I haven't been able to track down the original source of the following quote, but it is entirely consistent with Karpov's approach to the game:
In a recent interview with Big Think, Karpov explains his style.
"Let us say the game may be continued in two ways: one of them is a beautiful tactical blow that gives rise to variations that don't yield to precise calculation; the other is clear positional pressure that leads to an endgame with microscopic chances of victory [...] I would choose the latter without thinking twice. If the opponent offers keen play I don't object; but in such cases I get less satisfaction, even if I win, than from a game conducted according to all the rules of strategy with its ruthless logic."
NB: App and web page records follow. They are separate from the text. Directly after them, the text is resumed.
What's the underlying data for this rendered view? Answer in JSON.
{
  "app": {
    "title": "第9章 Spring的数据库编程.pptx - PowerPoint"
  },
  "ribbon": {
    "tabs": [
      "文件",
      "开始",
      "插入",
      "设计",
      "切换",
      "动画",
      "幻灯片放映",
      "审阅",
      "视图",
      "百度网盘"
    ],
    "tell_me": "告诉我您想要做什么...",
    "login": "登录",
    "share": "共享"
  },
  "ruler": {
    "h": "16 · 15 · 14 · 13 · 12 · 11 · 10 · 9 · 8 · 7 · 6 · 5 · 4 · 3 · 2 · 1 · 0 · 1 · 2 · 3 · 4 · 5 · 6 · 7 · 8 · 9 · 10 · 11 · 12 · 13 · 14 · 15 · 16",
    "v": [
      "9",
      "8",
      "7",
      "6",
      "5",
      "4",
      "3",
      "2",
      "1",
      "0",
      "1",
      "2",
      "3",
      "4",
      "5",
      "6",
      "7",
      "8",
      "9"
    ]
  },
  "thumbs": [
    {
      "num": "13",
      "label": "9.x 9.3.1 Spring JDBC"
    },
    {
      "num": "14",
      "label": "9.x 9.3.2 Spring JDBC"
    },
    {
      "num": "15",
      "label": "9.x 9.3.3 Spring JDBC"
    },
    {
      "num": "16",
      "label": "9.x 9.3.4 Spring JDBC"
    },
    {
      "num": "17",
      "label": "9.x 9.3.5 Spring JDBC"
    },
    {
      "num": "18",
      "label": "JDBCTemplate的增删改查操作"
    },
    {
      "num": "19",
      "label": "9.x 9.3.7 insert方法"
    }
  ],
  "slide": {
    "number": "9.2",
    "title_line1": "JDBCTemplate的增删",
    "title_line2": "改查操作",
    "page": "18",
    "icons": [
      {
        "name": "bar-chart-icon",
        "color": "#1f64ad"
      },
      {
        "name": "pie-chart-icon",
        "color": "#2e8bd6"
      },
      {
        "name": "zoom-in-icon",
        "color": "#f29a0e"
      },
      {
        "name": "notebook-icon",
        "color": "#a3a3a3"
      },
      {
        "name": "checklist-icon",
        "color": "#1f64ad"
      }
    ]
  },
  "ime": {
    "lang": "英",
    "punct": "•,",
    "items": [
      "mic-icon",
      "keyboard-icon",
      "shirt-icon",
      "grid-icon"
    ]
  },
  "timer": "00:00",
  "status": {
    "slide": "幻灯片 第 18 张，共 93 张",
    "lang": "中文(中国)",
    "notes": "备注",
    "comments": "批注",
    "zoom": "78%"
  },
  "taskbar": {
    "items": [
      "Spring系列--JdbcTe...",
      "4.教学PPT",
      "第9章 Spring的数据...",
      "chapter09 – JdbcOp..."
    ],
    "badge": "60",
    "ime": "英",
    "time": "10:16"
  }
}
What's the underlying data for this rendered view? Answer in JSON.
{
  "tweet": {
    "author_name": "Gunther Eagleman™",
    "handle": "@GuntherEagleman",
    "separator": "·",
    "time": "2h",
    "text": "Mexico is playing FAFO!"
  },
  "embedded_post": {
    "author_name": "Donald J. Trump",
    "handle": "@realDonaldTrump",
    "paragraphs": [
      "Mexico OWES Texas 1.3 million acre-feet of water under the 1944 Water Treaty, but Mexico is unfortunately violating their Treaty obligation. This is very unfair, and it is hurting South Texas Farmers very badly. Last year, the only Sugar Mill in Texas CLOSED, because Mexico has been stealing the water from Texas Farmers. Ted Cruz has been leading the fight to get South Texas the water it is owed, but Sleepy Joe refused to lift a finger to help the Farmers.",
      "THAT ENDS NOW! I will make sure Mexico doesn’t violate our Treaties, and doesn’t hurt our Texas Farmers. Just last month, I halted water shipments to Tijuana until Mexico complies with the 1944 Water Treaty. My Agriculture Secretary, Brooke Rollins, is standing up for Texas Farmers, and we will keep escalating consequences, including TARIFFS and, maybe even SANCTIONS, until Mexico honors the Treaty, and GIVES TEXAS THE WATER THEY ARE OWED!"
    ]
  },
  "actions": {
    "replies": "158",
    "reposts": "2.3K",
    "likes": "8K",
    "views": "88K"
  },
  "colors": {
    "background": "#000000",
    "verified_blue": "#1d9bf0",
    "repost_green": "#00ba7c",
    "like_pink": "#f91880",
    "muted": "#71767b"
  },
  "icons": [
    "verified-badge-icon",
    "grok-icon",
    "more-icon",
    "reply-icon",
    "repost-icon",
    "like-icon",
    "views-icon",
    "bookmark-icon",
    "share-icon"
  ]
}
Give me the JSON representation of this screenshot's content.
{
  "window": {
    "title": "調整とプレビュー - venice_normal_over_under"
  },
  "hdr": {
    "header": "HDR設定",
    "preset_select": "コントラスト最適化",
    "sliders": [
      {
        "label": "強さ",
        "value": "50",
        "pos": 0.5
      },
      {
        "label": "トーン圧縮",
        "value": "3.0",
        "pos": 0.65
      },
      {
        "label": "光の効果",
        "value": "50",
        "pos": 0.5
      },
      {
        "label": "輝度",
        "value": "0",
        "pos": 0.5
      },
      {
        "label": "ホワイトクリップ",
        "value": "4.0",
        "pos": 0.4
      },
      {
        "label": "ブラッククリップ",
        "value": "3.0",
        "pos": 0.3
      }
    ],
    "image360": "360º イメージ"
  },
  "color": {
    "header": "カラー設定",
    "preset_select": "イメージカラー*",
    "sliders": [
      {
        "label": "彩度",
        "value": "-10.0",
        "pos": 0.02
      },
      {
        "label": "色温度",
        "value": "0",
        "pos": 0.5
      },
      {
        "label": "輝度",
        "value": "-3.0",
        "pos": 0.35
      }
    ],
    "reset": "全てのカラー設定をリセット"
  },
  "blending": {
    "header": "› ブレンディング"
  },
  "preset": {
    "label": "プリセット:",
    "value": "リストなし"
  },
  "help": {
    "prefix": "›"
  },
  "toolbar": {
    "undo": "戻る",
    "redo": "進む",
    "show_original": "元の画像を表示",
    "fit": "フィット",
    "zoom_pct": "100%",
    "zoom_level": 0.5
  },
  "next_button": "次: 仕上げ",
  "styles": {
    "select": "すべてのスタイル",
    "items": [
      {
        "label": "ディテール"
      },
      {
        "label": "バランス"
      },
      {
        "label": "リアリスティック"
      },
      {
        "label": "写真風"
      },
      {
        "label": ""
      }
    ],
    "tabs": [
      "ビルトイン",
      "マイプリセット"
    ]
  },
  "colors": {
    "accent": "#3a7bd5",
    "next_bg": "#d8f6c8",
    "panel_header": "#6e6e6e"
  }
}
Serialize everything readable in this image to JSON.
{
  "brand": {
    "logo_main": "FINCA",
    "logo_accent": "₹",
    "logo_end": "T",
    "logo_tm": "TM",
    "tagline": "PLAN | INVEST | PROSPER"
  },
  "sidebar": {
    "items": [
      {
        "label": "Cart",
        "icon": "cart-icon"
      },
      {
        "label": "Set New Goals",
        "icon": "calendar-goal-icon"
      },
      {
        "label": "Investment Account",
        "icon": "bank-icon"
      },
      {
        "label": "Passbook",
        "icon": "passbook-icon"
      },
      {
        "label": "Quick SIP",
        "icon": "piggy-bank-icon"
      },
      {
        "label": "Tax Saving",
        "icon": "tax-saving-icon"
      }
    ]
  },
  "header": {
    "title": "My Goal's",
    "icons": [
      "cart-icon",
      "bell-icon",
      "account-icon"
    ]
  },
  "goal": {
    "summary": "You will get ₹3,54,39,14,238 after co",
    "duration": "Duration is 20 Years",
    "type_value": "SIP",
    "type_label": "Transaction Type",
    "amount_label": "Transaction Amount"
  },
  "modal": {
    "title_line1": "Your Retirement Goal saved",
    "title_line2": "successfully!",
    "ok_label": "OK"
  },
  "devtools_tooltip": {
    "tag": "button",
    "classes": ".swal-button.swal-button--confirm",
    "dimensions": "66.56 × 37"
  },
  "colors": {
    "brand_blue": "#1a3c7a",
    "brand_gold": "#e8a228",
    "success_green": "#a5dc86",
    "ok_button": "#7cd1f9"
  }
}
One of the best performances of Karpov's career was at the 1994 Linares chess tournament where he crushed an outstanding field of the world's best grandmasters, including Kasparov, Shirov, Kramnik, Kamsky, Anand, Topalov and Polgár (Judit). There he played one of the best games of his career, against Topalov. Some chess enthusiasts call it Karpov's Immortal.